Every human voice is different. With opera singing, no two voices are the same. Singers make choices in an aria for different reasons - to show off a particular technical prowess, an exceptional high note, the ability to go to pianissimo (very soft) on a dime, the way the words shape a musical phrase. And while I don't really listen to much opera anymore, I still have love and affection for it. The thing that draws me to great singing is legato line. The dictionary describes legato as "smooth and connected; without breaks between the successive tones." A classically trained singer knows legato line as singing from vowel to vowel, not having consonants break up the intention of the phrase. This is very tough to do and can take a lot of work. It is particularly hard for American singers, our language is filled with dipthdongs and I wouldn't describe it as musical. Legato line tends to be easier for Italian, Spanish, Swedish singers, singers who began with an open-voweled language. I remember chuckling to myself in Italy as I listened to people in the market place, their language is musical, they sing from word to word as they speak.
And this brings me to today's listening example. Ezio Pinza (1892-1957), there he is pictured at the top of the blog, back in the good old days when opera singers smoked. He was a bass with a gorgeous voice, he was matinee-idol handsome, and he handled his singing career with great wisdom for the long haul. Reknowned for his roles as Don Giovanni and Mephistopheles, he spent 22 seasons with the Metropolitan Opera.
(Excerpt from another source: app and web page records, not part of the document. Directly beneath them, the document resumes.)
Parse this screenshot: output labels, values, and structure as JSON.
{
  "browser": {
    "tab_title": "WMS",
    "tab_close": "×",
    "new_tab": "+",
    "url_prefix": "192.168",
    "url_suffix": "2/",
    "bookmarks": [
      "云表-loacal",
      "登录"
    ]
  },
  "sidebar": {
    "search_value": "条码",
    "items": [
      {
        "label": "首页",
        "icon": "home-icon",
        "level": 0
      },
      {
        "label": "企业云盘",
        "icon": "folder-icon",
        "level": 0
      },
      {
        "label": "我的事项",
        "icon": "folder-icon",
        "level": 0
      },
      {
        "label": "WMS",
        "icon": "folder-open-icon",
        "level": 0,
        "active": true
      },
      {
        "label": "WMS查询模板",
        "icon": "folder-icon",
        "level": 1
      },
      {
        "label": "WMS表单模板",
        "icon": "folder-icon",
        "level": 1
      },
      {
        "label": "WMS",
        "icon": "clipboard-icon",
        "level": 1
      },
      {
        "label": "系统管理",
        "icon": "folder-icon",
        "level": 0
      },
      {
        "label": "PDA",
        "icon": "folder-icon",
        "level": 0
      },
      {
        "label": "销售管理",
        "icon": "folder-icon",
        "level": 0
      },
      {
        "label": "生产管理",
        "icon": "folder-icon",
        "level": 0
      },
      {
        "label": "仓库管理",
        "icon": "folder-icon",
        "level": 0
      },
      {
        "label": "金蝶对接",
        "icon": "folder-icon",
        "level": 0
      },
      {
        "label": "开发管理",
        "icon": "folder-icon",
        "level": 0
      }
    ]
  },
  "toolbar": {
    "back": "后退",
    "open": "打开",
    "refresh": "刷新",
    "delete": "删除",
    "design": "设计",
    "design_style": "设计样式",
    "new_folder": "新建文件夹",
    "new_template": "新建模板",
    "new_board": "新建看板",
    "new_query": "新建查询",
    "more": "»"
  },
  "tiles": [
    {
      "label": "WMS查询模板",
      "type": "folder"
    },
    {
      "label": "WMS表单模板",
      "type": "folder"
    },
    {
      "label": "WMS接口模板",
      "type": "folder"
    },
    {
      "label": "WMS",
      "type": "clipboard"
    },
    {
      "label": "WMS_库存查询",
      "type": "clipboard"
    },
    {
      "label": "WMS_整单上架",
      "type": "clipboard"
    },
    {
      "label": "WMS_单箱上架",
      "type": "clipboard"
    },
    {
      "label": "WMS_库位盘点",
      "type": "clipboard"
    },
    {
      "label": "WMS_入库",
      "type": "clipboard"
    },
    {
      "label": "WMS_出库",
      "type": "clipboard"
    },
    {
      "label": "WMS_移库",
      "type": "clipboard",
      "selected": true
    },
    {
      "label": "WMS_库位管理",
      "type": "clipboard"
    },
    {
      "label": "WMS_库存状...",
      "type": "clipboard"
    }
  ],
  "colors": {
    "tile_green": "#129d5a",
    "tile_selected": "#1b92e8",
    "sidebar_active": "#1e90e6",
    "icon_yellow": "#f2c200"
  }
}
When he retired from the opera stage, he went to Broadway and created the role of Emile DeBeque in South Pacific, receiving a tony for his portrayal and setting the standard interpretation for the song "Some Enchanted Evening." I like things that are unusual and quirky in singing, so I was delighted to find him singing "Bali Ha'i" tacked on to the end of the cast album . Emile doesn't sing this in the show, this is Bloody Mary's big number. Whether Pinza did this to sell more albums or for some radio show there it is, a brilliant legato line saved for posterity. With the first few notes he sings, you know he's not American, his vowels are amazing and even, not a dipthdong to be heard. It is gorgeous singing and is a clear example of how legato line works. Enjoy!